+++ Source data

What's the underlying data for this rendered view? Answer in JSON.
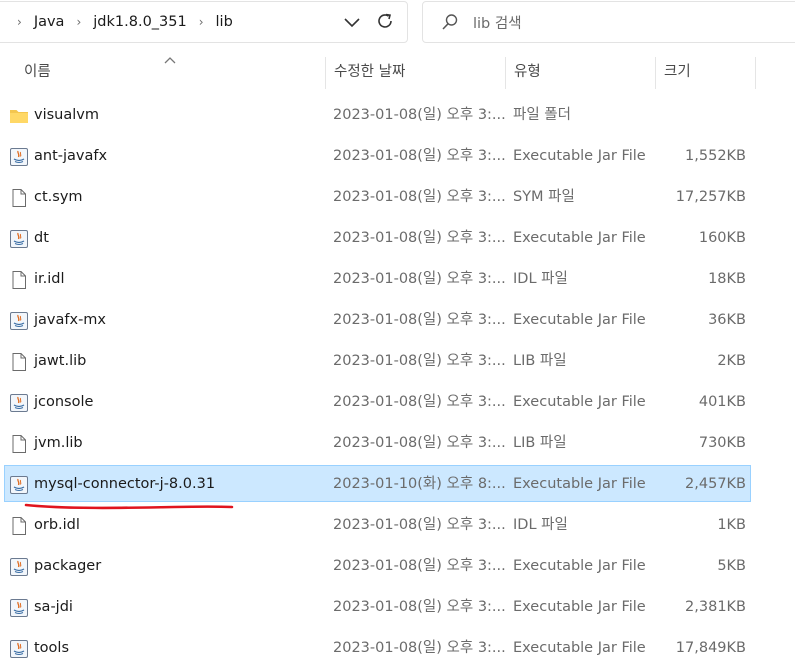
{
  "breadcrumb": [
    "Java",
    "jdk1.8.0_351",
    "lib"
  ],
  "search": {
    "placeholder": "lib 검색"
  },
  "columns": {
    "name": "이름",
    "date": "수정한 날짜",
    "type": "유형",
    "size": "크기"
  },
  "files": [
    {
      "name": "visualvm",
      "date": "2023-01-08(일) 오후 3:...",
      "type": "파일 폴더",
      "size": "",
      "icon": "folder-icon"
    },
    {
      "name": "ant-javafx",
      "date": "2023-01-08(일) 오후 3:...",
      "type": "Executable Jar File",
      "size": "1,552KB",
      "icon": "jar-file-icon"
    },
    {
      "name": "ct.sym",
      "date": "2023-01-08(일) 오후 3:...",
      "type": "SYM 파일",
      "size": "17,257KB",
      "icon": "file-icon"
    },
    {
      "name": "dt",
      "date": "2023-01-08(일) 오후 3:...",
      "type": "Executable Jar File",
      "size": "160KB",
      "icon": "jar-file-icon"
    },
    {
      "name": "ir.idl",
      "date": "2023-01-08(일) 오후 3:...",
      "type": "IDL 파일",
      "size": "18KB",
      "icon": "file-icon"
    },
    {
      "name": "javafx-mx",
      "date": "2023-01-08(일) 오후 3:...",
      "type": "Executable Jar File",
      "size": "36KB",
      "icon": "jar-file-icon"
    },
    {
      "name": "jawt.lib",
      "date": "2023-01-08(일) 오후 3:...",
      "type": "LIB 파일",
      "size": "2KB",
      "icon": "file-icon"
    },
    {
      "name": "jconsole",
      "date": "2023-01-08(일) 오후 3:...",
      "type": "Executable Jar File",
      "size": "401KB",
      "icon": "jar-file-icon"
    },
    {
      "name": "jvm.lib",
      "date": "2023-01-08(일) 오후 3:...",
      "type": "LIB 파일",
      "size": "730KB",
      "icon": "file-icon"
    },
    {
      "name": "mysql-connector-j-8.0.31",
      "date": "2023-01-10(화) 오후 8:...",
      "type": "Executable Jar File",
      "size": "2,457KB",
      "icon": "jar-file-icon",
      "selected": true
    },
    {
      "name": "orb.idl",
      "date": "2023-01-08(일) 오후 3:...",
      "type": "IDL 파일",
      "size": "1KB",
      "icon": "file-icon"
    },
    {
      "name": "packager",
      "date": "2023-01-08(일) 오후 3:...",
      "type": "Executable Jar File",
      "size": "5KB",
      "icon": "jar-file-icon"
    },
    {
      "name": "sa-jdi",
      "date": "2023-01-08(일) 오후 3:...",
      "type": "Executable Jar File",
      "size": "2,381KB",
      "icon": "jar-file-icon"
    },
    {
      "name": "tools",
      "date": "2023-01-08(일) 오후 3:...",
      "type": "Executable Jar File",
      "size": "17,849KB",
      "icon": "jar-file-icon"
    }
  ],
  "colors": {
    "selection_bg": "#cce8ff",
    "selection_border": "#99d1ff",
    "annotation": "#e0141e"
  }
}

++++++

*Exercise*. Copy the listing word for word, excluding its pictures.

*Worked solution*.
What's the underlying data for this rendered view? Answer in JSON.
{
  "breadcrumb": [
    "Java",
    "jdk1.8.0_351",
    "lib"
  ],
  "search": {
    "placeholder": "lib 검색"
  },
  "columns": {
    "name": "이름",
    "date": "수정한 날짜",
    "type": "유형",
    "size": "크기"
  },
  "files": [
    {
      "name": "visualvm",
      "date": "2023-01-08(일) 오후 3:...",
      "type": "파일 폴더",
      "size": "",
      "icon": "folder-icon"
    },
    {
      "name": "ant-javafx",
      "date": "2023-01-08(일) 오후 3:...",
      "type": "Executable Jar File",
      "size": "1,552KB",
      "icon": "jar-file-icon"
    },
    {
      "name": "ct.sym",
      "date": "2023-01-08(일) 오후 3:...",
      "type": "SYM 파일",
      "size": "17,257KB",
      "icon": "file-icon"
    },
    {
      "name": "dt",
      "date": "2023-01-08(일) 오후 3:...",
      "type": "Executable Jar File",
      "size": "160KB",
      "icon": "jar-file-icon"
    },
    {
      "name": "ir.idl",
      "date": "2023-01-08(일) 오후 3:...",
      "type": "IDL 파일",
      "size": "18KB",
      "icon": "file-icon"
    },
    {
      "name": "javafx-mx",
      "date": "2023-01-08(일) 오후 3:...",
      "type": "Executable Jar File",
      "size": "36KB",
      "icon": "jar-file-icon"
    },
    {
      "name": "jawt.lib",
      "date": "2023-01-08(일) 오후 3:...",
      "type": "LIB 파일",
      "size": "2KB",
      "icon": "file-icon"
    },
    {
      "name": "jconsole",
      "date": "2023-01-08(일) 오후 3:...",
      "type": "Executable Jar File",
      "size": "401KB",
      "icon": "jar-file-icon"
    },
    {
      "name": "jvm.lib",
      "date": "2023-01-08(일) 오후 3:...",
      "type": "LIB 파일",
      "size": "730KB",
      "icon": "file-icon"
    },
    {
      "name": "mysql-connector-j-8.0.31",
      "date": "2023-01-10(화) 오후 8:...",
      "type": "Executable Jar File",
      "size": "2,457KB",
      "icon": "jar-file-icon",
      "selected": true
    },
    {
      "name": "orb.idl",
      "date": "2023-01-08(일) 오후 3:...",
      "type": "IDL 파일",
      "size": "1KB",
      "icon": "file-icon"
    },
    {
      "name": "packager",
      "date": "2023-01-08(일) 오후 3:...",
      "type": "Executable Jar File",
      "size": "5KB",
      "icon": "jar-file-icon"
    },
    {
      "name": "sa-jdi",
      "date": "2023-01-08(일) 오후 3:...",
      "type": "Executable Jar File",
      "size": "2,381KB",
      "icon": "jar-file-icon"
    },
    {
      "name": "tools",
      "date": "2023-01-08(일) 오후 3:...",
      "type": "Executable Jar File",
      "size": "17,849KB",
      "icon": "jar-file-icon"
    }
  ],
  "colors": {
    "selection_bg": "#cce8ff",
    "selection_border": "#99d1ff",
    "annotation": "#e0141e"
  }
}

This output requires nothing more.